Search
Close this search box.
Search
Close this search box.

Magnus Metal Aims to Modernize Millennia-Old Metal Casting Techniques

Image Credits: iStock.com/Warut1
By: Headliners News / May 9, 2024

For eons, humanity has been shaping metal parts using a tried-and-true method: pouring molten metal into molds, often crafted from sand and clay.

This ancient technique endures for a reason: sand casting is cost-effective and plays nice with both iron-based and nonferrous metals. However, there’s a snag. The process guzzles more metal than necessary, leading to energy waste as excess metal gets melted down repeatedly. While 3D printing offers an alternative, it tends to be pricey and is typically reserved for prototypes and small-scale productions.

Enter Magnus Metal, a startup on a mission to revolutionize metal casting. They’re tinkering with a casting technology that promises the speed and energy efficiency of 3D printing, all while keeping costs competitive with sand casting.

As their machine’s reliability and utilization grow over time, they’ll be vying for parts beyond the simple ones.

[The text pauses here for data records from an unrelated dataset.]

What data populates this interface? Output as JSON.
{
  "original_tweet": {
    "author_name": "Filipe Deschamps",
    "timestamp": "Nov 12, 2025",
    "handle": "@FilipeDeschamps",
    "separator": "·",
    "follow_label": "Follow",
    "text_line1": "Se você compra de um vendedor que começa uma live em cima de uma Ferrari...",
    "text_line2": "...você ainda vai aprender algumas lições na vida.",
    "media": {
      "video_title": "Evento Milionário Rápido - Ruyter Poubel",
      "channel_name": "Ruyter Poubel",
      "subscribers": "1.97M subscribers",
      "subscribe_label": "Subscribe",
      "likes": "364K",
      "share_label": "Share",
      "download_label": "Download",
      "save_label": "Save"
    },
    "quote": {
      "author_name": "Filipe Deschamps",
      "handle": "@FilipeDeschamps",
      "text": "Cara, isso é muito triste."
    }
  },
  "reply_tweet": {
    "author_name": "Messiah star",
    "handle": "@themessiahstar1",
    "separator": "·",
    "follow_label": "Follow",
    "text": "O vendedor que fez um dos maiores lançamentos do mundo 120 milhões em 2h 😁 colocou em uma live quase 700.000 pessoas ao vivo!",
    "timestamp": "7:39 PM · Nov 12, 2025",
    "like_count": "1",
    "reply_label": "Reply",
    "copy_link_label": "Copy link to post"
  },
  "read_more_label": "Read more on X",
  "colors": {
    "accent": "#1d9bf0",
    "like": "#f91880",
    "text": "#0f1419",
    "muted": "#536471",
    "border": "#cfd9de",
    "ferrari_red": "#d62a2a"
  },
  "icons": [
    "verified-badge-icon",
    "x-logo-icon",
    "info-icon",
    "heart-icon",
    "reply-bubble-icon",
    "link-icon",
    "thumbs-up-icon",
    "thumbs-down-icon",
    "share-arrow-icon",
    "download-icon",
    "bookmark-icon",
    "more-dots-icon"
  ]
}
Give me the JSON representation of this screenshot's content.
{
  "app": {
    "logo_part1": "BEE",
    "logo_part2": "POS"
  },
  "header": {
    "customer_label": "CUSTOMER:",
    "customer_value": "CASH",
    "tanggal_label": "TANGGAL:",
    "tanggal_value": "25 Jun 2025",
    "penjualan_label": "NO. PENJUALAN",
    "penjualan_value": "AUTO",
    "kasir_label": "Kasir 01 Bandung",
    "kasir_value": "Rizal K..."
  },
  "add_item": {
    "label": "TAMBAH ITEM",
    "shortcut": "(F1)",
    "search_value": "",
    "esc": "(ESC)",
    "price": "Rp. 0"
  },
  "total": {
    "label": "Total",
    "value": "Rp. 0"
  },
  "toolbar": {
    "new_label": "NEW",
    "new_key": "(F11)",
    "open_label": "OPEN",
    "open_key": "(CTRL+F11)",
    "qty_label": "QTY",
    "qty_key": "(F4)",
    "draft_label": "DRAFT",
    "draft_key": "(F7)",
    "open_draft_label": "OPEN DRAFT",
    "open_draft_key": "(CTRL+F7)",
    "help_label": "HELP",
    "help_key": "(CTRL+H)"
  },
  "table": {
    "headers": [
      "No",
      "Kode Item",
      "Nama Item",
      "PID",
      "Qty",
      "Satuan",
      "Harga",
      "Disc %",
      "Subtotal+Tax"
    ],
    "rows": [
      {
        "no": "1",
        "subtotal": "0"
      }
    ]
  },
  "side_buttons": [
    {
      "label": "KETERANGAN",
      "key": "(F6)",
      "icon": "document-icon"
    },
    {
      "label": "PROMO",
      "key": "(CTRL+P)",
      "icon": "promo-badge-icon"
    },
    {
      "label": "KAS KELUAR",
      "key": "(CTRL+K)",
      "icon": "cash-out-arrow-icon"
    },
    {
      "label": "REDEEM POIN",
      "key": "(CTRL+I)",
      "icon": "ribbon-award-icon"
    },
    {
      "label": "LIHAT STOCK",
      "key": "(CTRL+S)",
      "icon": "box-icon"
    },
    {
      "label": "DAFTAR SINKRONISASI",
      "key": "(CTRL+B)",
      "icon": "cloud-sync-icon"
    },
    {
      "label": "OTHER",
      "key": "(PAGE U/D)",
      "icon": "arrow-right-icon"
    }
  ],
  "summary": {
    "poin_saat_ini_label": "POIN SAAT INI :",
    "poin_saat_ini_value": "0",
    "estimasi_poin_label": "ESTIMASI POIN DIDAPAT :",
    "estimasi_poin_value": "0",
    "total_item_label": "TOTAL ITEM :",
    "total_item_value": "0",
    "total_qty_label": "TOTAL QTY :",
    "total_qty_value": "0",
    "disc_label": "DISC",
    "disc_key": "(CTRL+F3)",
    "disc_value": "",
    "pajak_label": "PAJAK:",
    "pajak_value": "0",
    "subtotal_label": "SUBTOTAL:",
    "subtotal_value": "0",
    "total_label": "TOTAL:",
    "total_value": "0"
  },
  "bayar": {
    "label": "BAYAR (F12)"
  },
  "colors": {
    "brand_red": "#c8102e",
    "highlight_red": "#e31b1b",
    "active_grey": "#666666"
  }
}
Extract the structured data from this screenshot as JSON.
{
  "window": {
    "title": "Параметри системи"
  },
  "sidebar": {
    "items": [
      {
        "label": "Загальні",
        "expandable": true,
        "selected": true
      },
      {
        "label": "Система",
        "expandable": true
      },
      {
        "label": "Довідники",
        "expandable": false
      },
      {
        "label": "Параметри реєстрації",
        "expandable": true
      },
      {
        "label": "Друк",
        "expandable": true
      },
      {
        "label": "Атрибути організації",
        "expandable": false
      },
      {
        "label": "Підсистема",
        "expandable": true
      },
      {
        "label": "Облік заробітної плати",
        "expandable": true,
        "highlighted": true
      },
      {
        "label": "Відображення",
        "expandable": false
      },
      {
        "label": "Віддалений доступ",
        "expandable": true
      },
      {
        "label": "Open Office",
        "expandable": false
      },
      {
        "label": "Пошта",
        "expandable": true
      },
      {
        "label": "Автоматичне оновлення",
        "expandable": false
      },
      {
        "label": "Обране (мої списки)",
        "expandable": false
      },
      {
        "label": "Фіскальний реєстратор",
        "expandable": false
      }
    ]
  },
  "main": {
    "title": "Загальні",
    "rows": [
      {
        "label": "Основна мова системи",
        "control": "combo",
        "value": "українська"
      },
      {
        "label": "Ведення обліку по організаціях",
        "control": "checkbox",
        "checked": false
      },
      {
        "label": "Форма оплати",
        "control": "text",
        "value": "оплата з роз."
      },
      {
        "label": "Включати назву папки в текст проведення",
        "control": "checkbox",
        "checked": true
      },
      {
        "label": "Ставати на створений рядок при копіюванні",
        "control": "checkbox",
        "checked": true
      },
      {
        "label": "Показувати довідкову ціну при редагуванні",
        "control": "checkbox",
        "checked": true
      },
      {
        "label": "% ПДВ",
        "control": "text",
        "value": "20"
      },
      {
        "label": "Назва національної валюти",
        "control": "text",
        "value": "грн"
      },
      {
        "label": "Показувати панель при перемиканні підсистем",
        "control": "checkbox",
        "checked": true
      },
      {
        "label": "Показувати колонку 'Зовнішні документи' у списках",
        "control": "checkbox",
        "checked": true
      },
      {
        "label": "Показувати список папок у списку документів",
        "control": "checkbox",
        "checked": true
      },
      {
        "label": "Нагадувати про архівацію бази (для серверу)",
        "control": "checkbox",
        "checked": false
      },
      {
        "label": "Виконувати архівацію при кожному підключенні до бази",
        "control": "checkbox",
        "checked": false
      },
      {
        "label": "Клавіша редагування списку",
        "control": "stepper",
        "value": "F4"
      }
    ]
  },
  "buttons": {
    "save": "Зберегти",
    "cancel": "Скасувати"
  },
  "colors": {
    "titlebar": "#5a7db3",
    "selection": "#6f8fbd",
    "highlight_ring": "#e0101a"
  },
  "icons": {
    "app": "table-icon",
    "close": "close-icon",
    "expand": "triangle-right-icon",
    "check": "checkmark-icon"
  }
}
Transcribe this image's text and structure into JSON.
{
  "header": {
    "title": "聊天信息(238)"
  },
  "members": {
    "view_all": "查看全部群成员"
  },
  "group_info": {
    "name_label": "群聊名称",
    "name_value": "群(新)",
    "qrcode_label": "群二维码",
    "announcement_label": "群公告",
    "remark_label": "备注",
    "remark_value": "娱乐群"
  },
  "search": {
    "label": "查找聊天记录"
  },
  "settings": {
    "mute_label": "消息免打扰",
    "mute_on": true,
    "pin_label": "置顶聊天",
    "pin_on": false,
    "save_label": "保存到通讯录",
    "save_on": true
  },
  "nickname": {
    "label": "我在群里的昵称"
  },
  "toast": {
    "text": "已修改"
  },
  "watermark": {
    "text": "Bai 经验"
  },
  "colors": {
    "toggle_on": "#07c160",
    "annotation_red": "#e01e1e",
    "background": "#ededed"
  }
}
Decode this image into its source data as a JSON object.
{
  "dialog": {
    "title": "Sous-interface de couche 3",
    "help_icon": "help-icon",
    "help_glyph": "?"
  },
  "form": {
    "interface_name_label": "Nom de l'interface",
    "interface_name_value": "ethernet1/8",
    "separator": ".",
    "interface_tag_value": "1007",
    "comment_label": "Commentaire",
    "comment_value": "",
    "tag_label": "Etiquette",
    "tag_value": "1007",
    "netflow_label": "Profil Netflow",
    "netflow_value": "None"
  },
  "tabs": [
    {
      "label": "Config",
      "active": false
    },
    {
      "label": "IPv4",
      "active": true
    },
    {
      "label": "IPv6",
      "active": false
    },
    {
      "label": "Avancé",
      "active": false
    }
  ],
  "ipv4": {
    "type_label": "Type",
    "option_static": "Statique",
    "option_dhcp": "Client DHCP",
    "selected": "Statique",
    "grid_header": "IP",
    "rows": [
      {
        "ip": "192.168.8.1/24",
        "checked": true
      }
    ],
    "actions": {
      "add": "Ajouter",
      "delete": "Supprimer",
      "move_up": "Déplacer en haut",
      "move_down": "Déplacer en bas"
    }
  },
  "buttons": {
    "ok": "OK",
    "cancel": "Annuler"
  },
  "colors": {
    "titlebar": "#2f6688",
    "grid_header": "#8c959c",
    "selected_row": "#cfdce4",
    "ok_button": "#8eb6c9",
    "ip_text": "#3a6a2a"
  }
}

For straightforward components, sand casting still holds sway. But for intricate pieces like gearboxes, Vinogradov believes his company can flex its cost-efficiency muscles.

Here’s the scoop: Magnus Metal melds elements of sand casting and 3D printing to orchestrate what they dub “digital casting.” Before the casting dance commences, their software slices designs into layers. Then, they fashion ceramic forms, 4 to 20 mm thick, to cradle the molten metal during cooling.

In the casting arena, metal takes center stage, melting and dripping into the ceramic base. Layer upon layer, metal is added, with each subsequent layer melting the preceding one, ensuring a strong bond and allowing impurities to rise to the top, Vinogradov explains. This meticulous layering not only reduces defect rates but also renders Magnus Metal’s parts 10% to 20% sturdier than traditionally cast ones, claims the company.

Magnus Metal plans to peddle its machines along with the proprietary ceramics used to craft the bases. Vinogradov’s vision? To rake in $500,000 to $1 million in recurring revenue per machine. Selling just machines leads to cyclical revenue, however, by producing their own ceramics, they can ensure they’ll be able to withstand the molten metal’s repeated shocks.

While Magnus Metal’s layer-by-layer method bears resemblance to 3D printing, Vinogradov asserts that their approach is speedier, thus slashing costs. Moreover, each ceramic base can be reused, albeit for a finite number of parts. Unlike 3D printing, which typically demands specific feedstocks, Magnus Metal asserts that its system accommodates customer-specified materials.

And here’s the kicker: Magnus Metal insists its method sidesteps the need for pricey tooling to fashion the bases, unlike sand casting molds. This means customers can churn out parts more affordably, even at lower volumes compared to traditional casting methods, the startup contends.

But innovation doesn’t come cheap. Magnus Metal has just bagged a hefty $74 million in Series B funding round. The recent financing round, spearheaded by Entrée Capital and Target Global, sees a lineup of heavy hitters including Awz Ventures, Caterpillar Ventures, and more.

What do you think?

2 People voted this article. 2 Upvotes - 0 Downvotes.
Please Share This